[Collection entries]
__________

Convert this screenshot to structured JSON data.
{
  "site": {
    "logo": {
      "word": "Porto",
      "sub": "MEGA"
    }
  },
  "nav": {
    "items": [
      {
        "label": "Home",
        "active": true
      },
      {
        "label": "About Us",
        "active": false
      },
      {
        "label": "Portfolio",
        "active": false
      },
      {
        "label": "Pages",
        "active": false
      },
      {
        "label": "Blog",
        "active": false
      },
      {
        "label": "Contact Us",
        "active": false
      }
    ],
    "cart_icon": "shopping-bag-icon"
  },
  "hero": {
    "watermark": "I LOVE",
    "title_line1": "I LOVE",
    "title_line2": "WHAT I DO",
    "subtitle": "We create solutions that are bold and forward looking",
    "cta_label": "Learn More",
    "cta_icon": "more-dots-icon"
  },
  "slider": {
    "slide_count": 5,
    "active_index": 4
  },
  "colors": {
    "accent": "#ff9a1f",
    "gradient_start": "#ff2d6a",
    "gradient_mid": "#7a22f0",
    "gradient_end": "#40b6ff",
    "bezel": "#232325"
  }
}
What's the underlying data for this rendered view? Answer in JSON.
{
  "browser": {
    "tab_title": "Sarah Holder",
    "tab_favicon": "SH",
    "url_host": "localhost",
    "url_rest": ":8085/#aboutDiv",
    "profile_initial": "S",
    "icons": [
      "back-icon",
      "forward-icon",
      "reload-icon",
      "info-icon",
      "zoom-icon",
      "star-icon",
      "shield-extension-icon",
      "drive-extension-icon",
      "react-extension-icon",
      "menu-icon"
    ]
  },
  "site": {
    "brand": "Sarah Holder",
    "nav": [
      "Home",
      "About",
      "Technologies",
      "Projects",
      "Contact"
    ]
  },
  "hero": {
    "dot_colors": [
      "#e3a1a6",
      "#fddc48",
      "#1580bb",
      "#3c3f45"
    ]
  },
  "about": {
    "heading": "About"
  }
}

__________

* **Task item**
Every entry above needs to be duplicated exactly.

* **Solution to this task**
Convert this screenshot to structured JSON data.
{
  "site": {
    "logo": {
      "word": "Porto",
      "sub": "MEGA"
    }
  },
  "nav": {
    "items": [
      {
        "label": "Home",
        "active": true
      },
      {
        "label": "About Us",
        "active": false
      },
      {
        "label": "Portfolio",
        "active": false
      },
      {
        "label": "Pages",
        "active": false
      },
      {
        "label": "Blog",
        "active": false
      },
      {
        "label": "Contact Us",
        "active": false
      }
    ],
    "cart_icon": "shopping-bag-icon"
  },
  "hero": {
    "watermark": "I LOVE",
    "title_line1": "I LOVE",
    "title_line2": "WHAT I DO",
    "subtitle": "We create solutions that are bold and forward looking",
    "cta_label": "Learn More",
    "cta_icon": "more-dots-icon"
  },
  "slider": {
    "slide_count": 5,
    "active_index": 4
  },
  "colors": {
    "accent": "#ff9a1f",
    "gradient_start": "#ff2d6a",
    "gradient_mid": "#7a22f0",
    "gradient_end": "#40b6ff",
    "bezel": "#232325"
  }
}
What's the underlying data for this rendered view? Answer in JSON.
{
  "browser": {
    "tab_title": "Sarah Holder",
    "tab_favicon": "SH",
    "url_host": "localhost",
    "url_rest": ":8085/#aboutDiv",
    "profile_initial": "S",
    "icons": [
      "back-icon",
      "forward-icon",
      "reload-icon",
      "info-icon",
      "zoom-icon",
      "star-icon",
      "shield-extension-icon",
      "drive-extension-icon",
      "react-extension-icon",
      "menu-icon"
    ]
  },
  "site": {
    "brand": "Sarah Holder",
    "nav": [
      "Home",
      "About",
      "Technologies",
      "Projects",
      "Contact"
    ]
  },
  "hero": {
    "dot_colors": [
      "#e3a1a6",
      "#fddc48",
      "#1580bb",
      "#3c3f45"
    ]
  },
  "about": {
    "heading": "About"
  }
}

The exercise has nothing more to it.